The Orange-rimmed Owl-Butterfly, (Catoblepia orgetorix), is one of the owl butterflies, related to the morphos.  They have a habit of resting head up on the trunks of trees.  This species has two distinct large eye spots on the underside of the hind-wing.  These butterflies have no toxic defense and rely on the fact that they fly in dark, shady areas and more particularly at dusk.  The wings are easily torn and any predator, whether it be a lizard or bird, will strike at the false eyes and only be rewarded with a tatty piece of wing membrane which you can see has already happened to this individual.  The literature cites this as an Atlantic species only but it is not uncommon to find it in the forests of Bosque del Cabo.

Orange-rimmed Owl-Butterfly. Morphinae. Bosque del Cabo.

Orange-rimmed Owl-Butterfly, (Catoblepia orgetorix)

Another butterfly to be found commonly perched, this time head down, on tree trunks is the Dirce’s Beauty, (Colobura dirce).   There is only one species within the genus Colobura.  The underside of the wings have a very obvious pale and dark striping with a broad cream band.  A closer look reveals quite a fabulous abstraction of patterns and color.  It is a widespread species occurring extensively throughout Central and South America.  This is a reflection of its larval host plant, Cecropia of which there are many species.  It is one of the butterflies that will readily land on you to imbibe sweat from your skin.
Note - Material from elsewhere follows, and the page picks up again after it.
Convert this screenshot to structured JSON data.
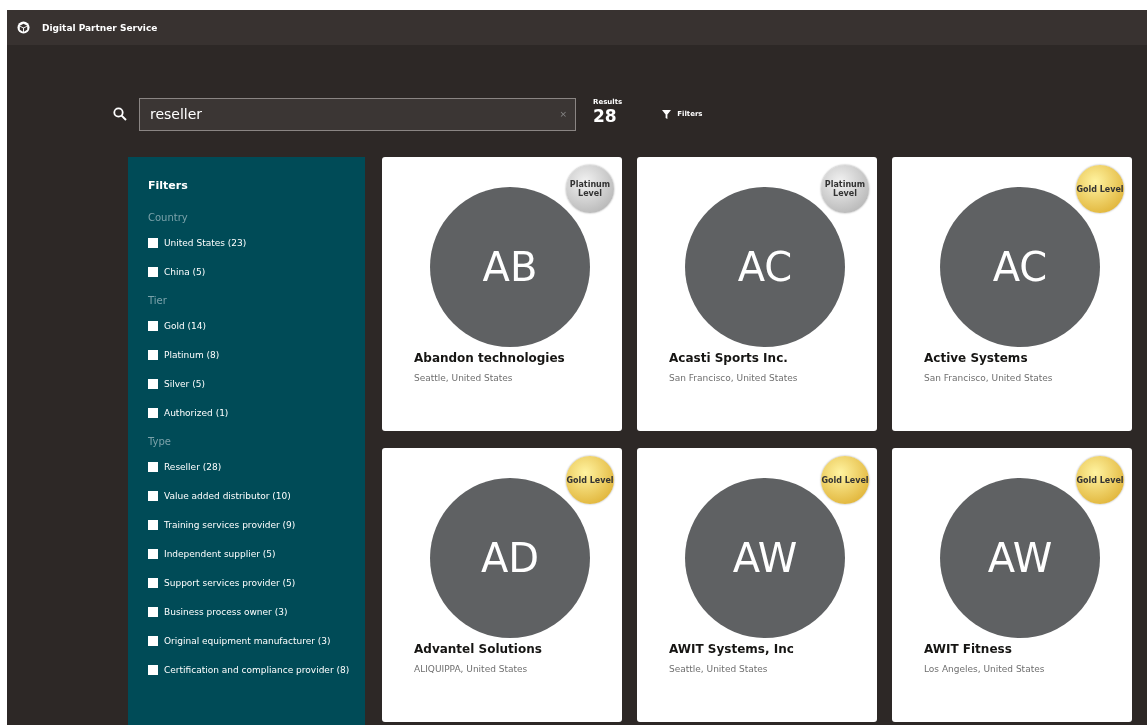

Dirce's Beauty. Nymphalidae. Philip Davison

Dirce’s Beauty, (Colobura dirce)

Cattleheart butterflies are not always easy to identify when flying.  With time the different species in an area can be distinguished one from the other but it always helps if they land which they rarely do.  Most of them have a pattern of red blocks on the underside of the hindwing and a yellow bar across the underside of the forewing.  The difference in these features is sometimes very subtle.  The similarity of the species and the exhibition of aposematic or warning coloration suggest that they are toxic to eat and are members of a Mullerian mimicry complex – where all co-mimics of toxic species closely resemble each other.  I only ever see Parides species flying in the forest, never in the gardens.  From the features I could not clearly see that I was photographing a Green-celled Cattleheart, (Parides childrenae).

Green-celled Cattleheart. Osa Peninsula.
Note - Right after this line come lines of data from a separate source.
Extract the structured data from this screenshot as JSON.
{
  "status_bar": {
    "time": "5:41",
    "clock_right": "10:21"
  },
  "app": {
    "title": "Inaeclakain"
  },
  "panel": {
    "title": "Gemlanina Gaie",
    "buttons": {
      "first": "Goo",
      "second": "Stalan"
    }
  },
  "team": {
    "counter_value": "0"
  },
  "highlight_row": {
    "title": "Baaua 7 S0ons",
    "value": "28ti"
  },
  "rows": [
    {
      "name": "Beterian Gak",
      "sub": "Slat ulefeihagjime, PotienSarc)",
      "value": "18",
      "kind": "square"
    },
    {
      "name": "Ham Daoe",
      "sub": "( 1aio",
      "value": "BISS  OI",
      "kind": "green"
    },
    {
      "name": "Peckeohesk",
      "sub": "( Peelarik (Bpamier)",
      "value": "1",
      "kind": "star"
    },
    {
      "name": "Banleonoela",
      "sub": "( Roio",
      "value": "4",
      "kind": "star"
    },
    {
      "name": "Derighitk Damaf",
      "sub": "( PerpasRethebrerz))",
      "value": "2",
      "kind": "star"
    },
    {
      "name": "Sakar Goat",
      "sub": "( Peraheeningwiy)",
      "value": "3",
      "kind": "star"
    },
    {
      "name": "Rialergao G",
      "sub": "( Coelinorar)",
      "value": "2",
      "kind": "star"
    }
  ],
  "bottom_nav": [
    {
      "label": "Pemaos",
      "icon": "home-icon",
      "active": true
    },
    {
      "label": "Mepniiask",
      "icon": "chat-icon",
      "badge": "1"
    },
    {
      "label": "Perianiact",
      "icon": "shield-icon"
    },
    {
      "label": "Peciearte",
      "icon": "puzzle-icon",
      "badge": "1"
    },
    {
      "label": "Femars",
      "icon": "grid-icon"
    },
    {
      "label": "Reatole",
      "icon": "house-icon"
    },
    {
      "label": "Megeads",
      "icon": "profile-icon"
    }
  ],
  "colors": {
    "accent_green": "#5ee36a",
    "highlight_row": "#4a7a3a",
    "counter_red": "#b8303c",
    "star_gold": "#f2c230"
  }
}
Green-celled Cattleheart, (Parides childrenae)

Philip Davison Is a Biologist, Writer and Photographer Based in Costa Rica